The first thing to know about this word is that it does not rhyme with riot. And, though g is sometimes an email abbreviation for grin or grinning, and the act of saying this word might bring to mind a grin (or Tony the Tiger’s grrrreat), it is not a word for a grin riot, which would be like a quiet laugh riot. And speaking of Quiet Riot, it’s also not a word for a musical group.
Well, or, in fact, in a way, it is. And while a griot may not be a grin riot, he may cause one.
But let me turn back to the word itself first. It’s pronounced as French; it rhymes with rio, or, for that matter, with Krio, which is more to the point, since Krio is a creole language spoken in Sierra Leone, West Africa, and its name comes from creole, and griot for its part also comes from creole – I don’t mean it’s derived from the word creole, though it does sound like it; I just mean that as far as we can tell it comes from Portuguese criado “servant” by way of West African creoles. And then through French guiriot. That is not an etymology on which everyone will agree – oh, no; but one does need a story, you know.
Yes, every woman needs her story and every man needs his story, and history is one thing griots specialize in. Political commentary is another. Poetry and praise-songs also come into it. They need to know many long history songs, and they also need to be able to extemporize to suit the situation. You know those wandering minstrels and court jesters that one sees in depictions of medieval towns and courts? Griots are that sort of thing. Except that they’re in West Africa, they still exist, and they are in the main a separate endogamous caste – griots marry other members of their griot clan, and so on, and so on, and they are the only ones in their societies who do what they do (I mean sing history and praise-songs and political satire and so on).
In our current European-based societies, with electronic communication and large cities and so on, the roles a griot would play are filled by many different parties variously well – TV shows with satire and commentary, musicians on the radio and on CD, and so on. But griots can tailor to specific situations, and they come with specific local knowledge.
Which is why Alex Haley found griot accounts so useful when he was tracing his own ancestry for his book Roots. Living memory of history! And of his own particular ancestor, or so at least he thought.

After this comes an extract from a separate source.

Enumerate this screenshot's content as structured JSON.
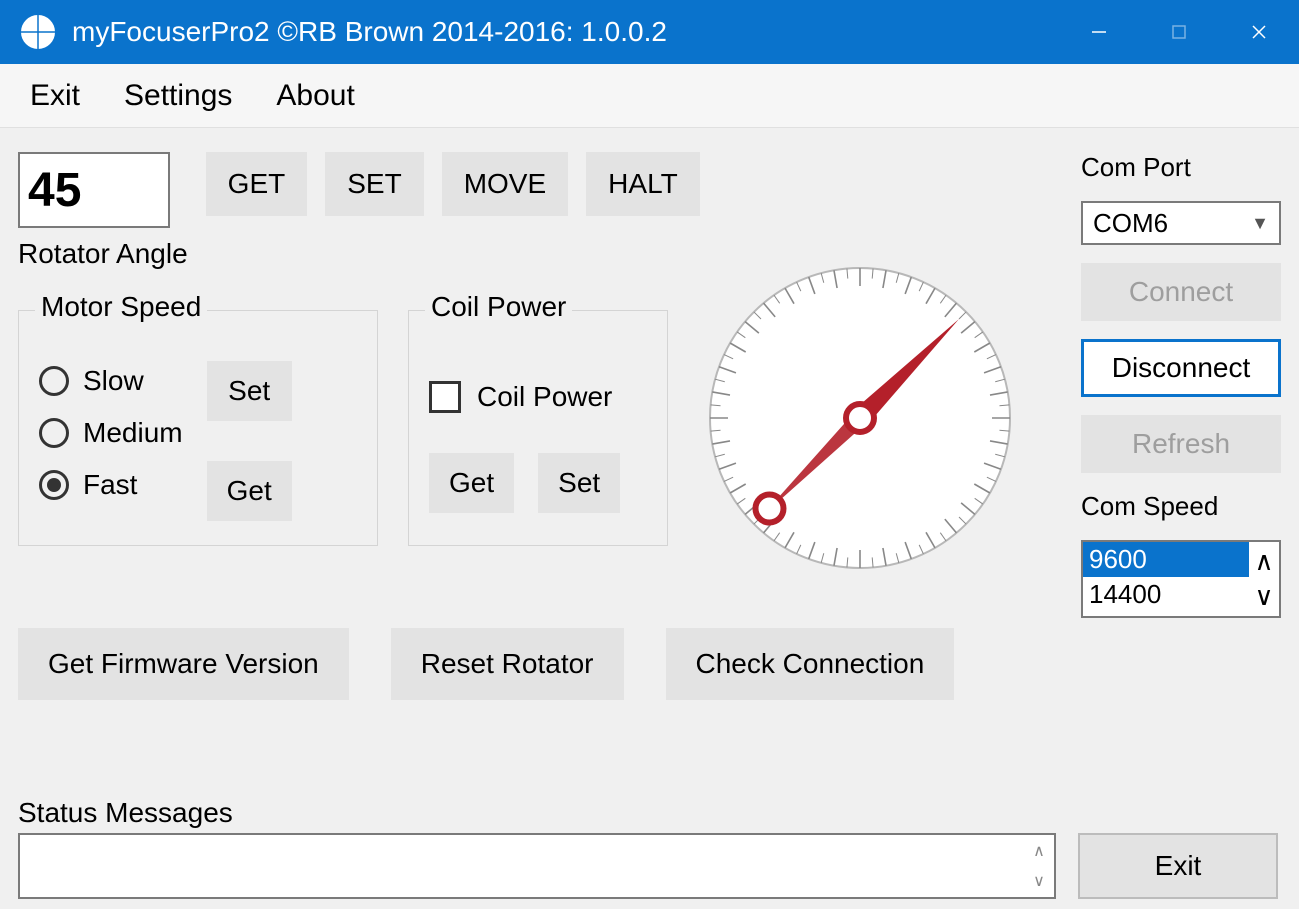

It turns out that tailoring to the situation may have come into it as well, though; while the stories he heard of Kunta Kinte no doubt gave a good view of life in that time and place, the specifics were not necessarily literally reliable for that specific individual.
Ah, but how is that any worse than the “history” presented for us by movies today? I think of Bottle Shock, a movie about the 1976 wine tasting in Paris in which California wines prevailed. One of the central subjects of the movie, Stephen Spurrier, has said “There is hardly a word that is true in the script and many, many pure inventions as far as I am concerned.” And even our accepted histories may have some filling in – I am put in mind of the words of the father of modern historical writing, Thucydides, in his History of the Peloponnesian War: “With reference to the speeches in this history, some were delivered before the war began, others while it was going on; some I heard myself, others I got from various quarters; it was in all cases difficult to carry them word for word in one’s memory, so my habit has been to make the speakers say what was in my opinion demanded of them by the various occasions, of course adhering as closely as possible to the general sense of what they really said.”
The word griot may put one in mind of a couple of others – perhaps French rigote or rigolo, “funny” or “joker”, which a griot may be at times, or Goriot, the name of a character by Honoré de Balzac, who in his role as depictor of his society with all its flaws served one of the roles of a griot. But in truth griot is not the word griots will necessarily use to name themselves. It’s not from a West African language, after all (of which, by the way, there are many, and quite diverse at that – some effectively unrelated to one another). If you wish to use a word they use for themselves, jali or jeli is what is used in languages of the Mande family, guewel in Wolof, gawlo in Fula, and igiiw in Hassaniyya Arabic. Now enjoy tasting those words too!